= TASK PROMPT =
Every line below that holds "title" must be copied.

= ENTRIES SHOWN =

◆ ◆ ◆ ◆ ◆

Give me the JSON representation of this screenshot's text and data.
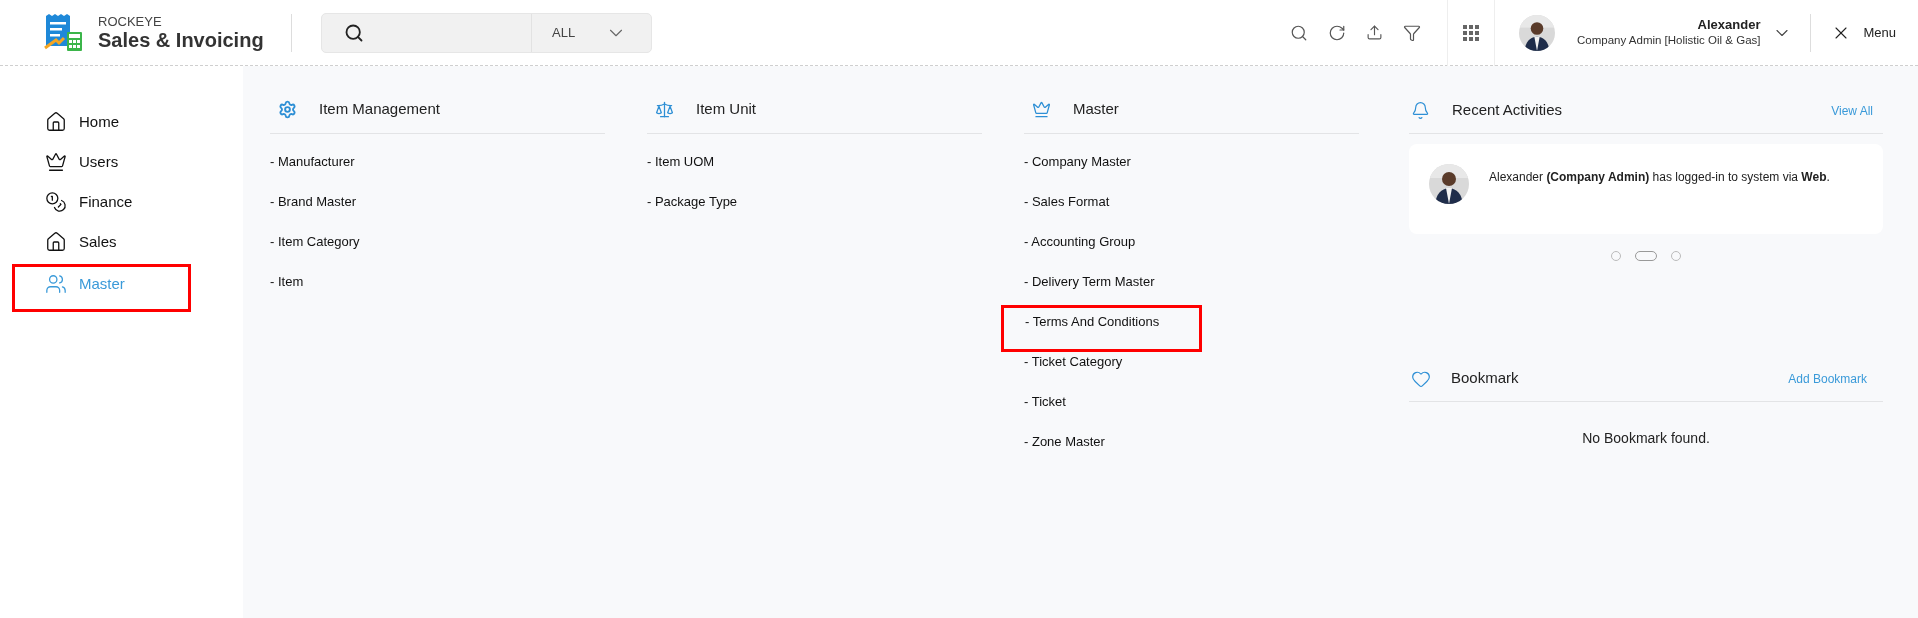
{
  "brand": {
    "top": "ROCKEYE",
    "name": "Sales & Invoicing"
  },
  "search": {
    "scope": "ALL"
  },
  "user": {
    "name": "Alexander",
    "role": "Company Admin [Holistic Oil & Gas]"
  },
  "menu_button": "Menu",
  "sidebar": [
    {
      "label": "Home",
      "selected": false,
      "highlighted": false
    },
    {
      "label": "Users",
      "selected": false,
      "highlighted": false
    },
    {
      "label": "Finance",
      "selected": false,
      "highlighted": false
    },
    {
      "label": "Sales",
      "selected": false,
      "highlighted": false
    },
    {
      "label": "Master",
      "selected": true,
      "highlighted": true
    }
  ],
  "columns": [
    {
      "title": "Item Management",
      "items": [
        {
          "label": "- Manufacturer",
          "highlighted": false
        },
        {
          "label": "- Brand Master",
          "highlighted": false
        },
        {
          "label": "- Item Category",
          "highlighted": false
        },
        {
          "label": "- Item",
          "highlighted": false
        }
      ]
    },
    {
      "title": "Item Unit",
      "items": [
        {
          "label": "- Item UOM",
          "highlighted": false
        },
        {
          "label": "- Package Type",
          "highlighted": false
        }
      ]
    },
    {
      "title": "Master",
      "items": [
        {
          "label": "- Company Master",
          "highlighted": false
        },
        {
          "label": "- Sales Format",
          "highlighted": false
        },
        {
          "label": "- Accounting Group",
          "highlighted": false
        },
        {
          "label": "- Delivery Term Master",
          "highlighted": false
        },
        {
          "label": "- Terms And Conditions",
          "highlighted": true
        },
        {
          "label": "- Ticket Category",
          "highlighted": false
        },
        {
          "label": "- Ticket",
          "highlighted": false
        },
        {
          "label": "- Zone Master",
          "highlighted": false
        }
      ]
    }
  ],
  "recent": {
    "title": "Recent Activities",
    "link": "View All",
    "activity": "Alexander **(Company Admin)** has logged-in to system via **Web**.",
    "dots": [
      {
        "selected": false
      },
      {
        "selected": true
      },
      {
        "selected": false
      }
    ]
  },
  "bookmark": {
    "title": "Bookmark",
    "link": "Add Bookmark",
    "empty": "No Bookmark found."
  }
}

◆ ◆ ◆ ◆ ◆

= SOLUTION TO THIS EXERCISE =
      "title": "Item Management",
      "title": "Item Unit",
      "title": "Master",
    "title": "Recent Activities",
    "title": "Bookmark",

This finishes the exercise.